She said while leaving Fatima’s hand, “Aya, my father accepted Mullah Ahmad’s proposal gifts.” She did not say anything more and she fell on her knees, the framed photo and the ring fell down and the glass cut her hands, but she did not cry. She was silent like the person in the framed picture, but without a smile.

Halimah got the hand vacuum cleaner to clean the glasses, she didn’t say anything to Zeynab, she even did not help her to get up. It was Halimah’s way to let her child grow up strong. She thought if she does not tell anything she will help her children to solve every problem that they have on their own. Mursal tried to help Zeynab to get up and wash her face with the water in the pitcher. 

Zeynab gets Mursal’s hands and tries to share her feelings through touching Mursal’s hands and with her fallen eyebrows and wet eyes start talking to her little sister: “My tiny one never tries to convince anyone to love you! These groups never accept you. That is why they call you siya sar, because they want to put you down. Every time you get a chance to escape from this hell, just do it without hesitation. You are not for others, you are for yourself.”

She collects Mursal’s hairs that were falling from her forehead and puts them behind her ears while watching Halimah take the teapot for their unwanted guests. Mursal was quiet, she wanted to love her father despite all he did, but she did not say to her older sister, and took parts of Fatima’s sleeve who was standing on the doorway witnessing all those events. They sat near the broken chair in the corner of the kitchen and lamented silently for their unsuccessful convincing plan. 

Time passed and it was late at night and the time for serving dinner, then making tea and at the end flatten the loaded mattresses. A night that was as long as a decade for Zeynab. 

In the morning when Khaled and the men got up there was no tea to be drunk, no Zeynab’s made chapati to be eaten, she was gone. She did what she asked Mursal to do if she got a chance. 

 

If you liked this story and would like to see more voices like this, please consider supporting our writers and artists by becoming a member HERE.

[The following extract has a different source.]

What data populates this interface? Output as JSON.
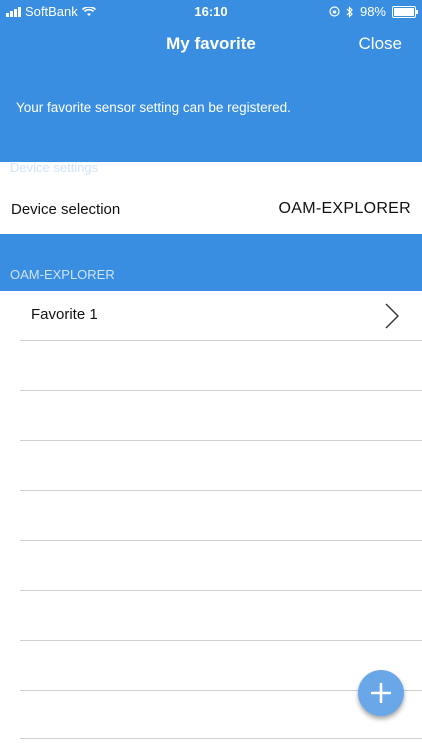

Copyright © 2021 the archipelago. The material on this site may not be used elsewhere without written permission. For reprint enquiries, contact us. | Powered by SMART